__Task__:
Sort through the listing below and keep each line with the word "value". Copy those.

__Supplied material__:
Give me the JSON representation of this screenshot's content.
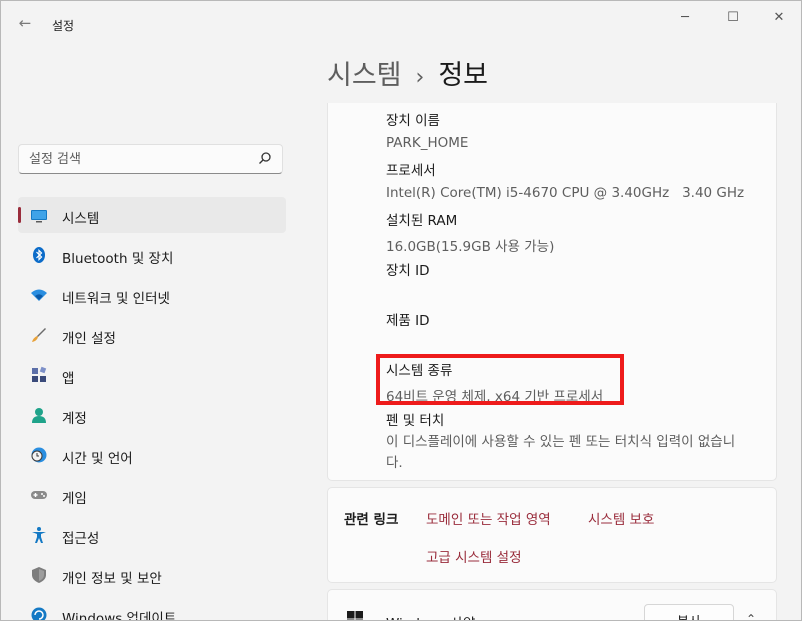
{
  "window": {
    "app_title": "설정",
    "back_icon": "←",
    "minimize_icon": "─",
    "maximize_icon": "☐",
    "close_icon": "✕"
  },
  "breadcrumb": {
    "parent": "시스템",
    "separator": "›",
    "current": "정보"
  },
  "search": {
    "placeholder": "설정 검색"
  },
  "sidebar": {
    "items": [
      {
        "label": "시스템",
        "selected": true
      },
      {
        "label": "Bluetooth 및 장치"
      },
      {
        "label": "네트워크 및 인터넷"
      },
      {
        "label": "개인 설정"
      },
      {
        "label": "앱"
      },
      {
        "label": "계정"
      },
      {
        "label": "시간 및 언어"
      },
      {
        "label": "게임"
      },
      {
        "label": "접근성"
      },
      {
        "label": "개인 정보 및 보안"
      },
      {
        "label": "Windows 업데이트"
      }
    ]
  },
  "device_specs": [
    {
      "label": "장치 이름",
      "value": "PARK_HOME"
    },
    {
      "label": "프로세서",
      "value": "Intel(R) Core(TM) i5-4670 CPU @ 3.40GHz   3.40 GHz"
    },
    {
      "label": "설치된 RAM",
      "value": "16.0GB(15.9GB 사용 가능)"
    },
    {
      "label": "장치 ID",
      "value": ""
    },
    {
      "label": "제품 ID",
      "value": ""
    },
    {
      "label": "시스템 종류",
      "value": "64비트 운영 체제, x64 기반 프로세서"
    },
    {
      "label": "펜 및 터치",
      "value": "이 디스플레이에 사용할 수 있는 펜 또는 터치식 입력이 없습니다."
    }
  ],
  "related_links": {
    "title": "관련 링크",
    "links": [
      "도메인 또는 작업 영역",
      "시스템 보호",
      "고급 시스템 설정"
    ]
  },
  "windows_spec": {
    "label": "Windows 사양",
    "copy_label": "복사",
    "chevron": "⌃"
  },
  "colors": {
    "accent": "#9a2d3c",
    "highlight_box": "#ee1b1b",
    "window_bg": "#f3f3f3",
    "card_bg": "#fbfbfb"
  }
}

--

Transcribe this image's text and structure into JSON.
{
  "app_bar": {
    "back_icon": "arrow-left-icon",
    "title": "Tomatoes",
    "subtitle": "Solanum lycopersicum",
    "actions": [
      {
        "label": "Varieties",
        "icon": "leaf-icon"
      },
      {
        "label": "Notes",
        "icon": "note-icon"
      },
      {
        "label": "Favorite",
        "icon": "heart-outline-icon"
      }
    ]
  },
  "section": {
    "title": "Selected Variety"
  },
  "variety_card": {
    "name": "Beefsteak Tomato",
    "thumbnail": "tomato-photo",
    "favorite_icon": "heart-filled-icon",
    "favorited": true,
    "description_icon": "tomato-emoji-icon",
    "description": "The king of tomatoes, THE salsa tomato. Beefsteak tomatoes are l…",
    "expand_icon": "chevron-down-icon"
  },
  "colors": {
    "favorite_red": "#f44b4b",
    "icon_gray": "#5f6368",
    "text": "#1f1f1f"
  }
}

__Task result__:
      "value": "PARK_HOME"
      "value": "Intel(R) Core(TM) i5-4670 CPU @ 3.40GHz   3.40 GHz"
      "value": "16.0GB(15.9GB 사용 가능)"
      "value": ""
      "value": ""
      "value": "64비트 운영 체제, x64 기반 프로세서"
      "value": "이 디스플레이에 사용할 수 있는 펜 또는 터치식 입력이 없습니다."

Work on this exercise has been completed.